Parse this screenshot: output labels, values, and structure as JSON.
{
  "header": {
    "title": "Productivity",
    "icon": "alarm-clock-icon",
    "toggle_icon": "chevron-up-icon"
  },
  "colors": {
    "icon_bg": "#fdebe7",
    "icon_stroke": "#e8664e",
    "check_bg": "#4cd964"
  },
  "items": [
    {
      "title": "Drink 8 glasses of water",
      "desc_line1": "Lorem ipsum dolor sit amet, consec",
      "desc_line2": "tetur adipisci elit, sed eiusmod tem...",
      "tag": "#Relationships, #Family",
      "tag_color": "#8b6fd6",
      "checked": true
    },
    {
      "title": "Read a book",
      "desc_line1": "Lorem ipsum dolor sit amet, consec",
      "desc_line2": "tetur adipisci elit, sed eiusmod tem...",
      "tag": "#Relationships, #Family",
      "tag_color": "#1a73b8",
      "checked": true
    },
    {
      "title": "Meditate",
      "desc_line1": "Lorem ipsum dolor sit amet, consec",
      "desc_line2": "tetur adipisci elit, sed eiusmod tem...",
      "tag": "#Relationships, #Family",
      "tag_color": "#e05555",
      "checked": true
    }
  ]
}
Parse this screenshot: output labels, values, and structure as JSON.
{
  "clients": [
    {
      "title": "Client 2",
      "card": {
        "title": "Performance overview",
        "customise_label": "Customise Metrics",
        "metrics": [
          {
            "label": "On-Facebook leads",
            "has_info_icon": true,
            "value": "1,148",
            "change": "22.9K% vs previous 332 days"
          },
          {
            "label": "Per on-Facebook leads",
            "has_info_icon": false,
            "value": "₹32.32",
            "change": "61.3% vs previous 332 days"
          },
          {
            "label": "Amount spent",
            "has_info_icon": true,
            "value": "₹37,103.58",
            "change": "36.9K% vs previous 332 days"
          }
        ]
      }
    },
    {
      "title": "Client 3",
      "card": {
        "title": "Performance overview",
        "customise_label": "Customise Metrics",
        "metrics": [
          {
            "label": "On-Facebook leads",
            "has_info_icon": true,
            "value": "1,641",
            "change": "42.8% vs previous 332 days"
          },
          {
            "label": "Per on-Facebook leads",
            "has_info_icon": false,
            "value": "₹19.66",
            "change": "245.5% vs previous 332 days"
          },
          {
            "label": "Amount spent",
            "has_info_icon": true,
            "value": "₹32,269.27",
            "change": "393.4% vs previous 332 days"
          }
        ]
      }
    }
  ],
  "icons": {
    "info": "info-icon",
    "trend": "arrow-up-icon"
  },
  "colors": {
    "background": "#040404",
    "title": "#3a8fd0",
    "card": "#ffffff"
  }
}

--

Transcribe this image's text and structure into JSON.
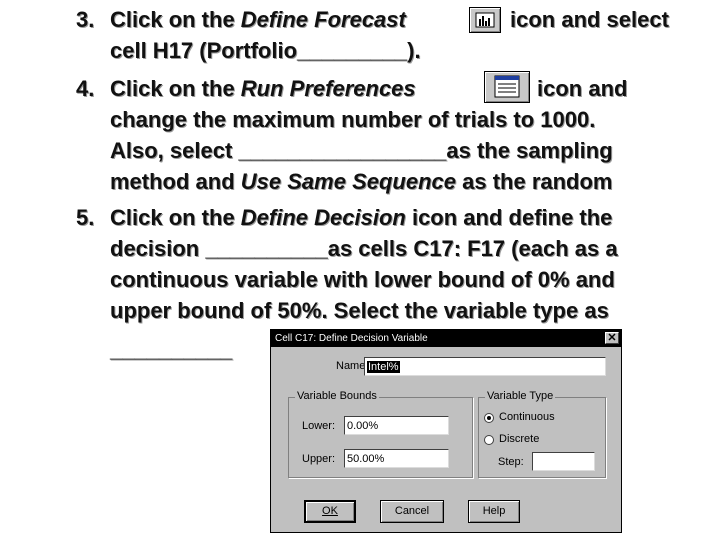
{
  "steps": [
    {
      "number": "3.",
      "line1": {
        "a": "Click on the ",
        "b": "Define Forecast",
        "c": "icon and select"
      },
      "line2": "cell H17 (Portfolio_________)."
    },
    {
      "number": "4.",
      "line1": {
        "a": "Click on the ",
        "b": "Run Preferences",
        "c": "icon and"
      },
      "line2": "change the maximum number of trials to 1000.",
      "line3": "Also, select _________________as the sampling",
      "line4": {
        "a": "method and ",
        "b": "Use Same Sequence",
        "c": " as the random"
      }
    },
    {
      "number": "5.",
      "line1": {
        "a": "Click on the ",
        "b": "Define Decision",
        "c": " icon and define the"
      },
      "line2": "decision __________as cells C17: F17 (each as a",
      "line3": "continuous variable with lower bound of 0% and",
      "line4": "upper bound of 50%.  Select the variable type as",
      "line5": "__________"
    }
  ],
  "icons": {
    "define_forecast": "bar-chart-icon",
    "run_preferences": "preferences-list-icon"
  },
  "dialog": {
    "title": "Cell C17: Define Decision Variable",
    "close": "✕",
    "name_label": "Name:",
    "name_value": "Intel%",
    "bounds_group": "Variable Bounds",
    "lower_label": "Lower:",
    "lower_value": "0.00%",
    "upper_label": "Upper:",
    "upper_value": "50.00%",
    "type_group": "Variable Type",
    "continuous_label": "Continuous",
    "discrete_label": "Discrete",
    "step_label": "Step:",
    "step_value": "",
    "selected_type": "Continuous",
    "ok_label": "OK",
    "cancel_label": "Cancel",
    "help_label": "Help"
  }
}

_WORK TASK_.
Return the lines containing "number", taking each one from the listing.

_EXERCISE ANSWER_.
      "number": "3.",
      "number": "4.",
      "line2": "change the maximum number of trials to 1000.",
      "number": "5.",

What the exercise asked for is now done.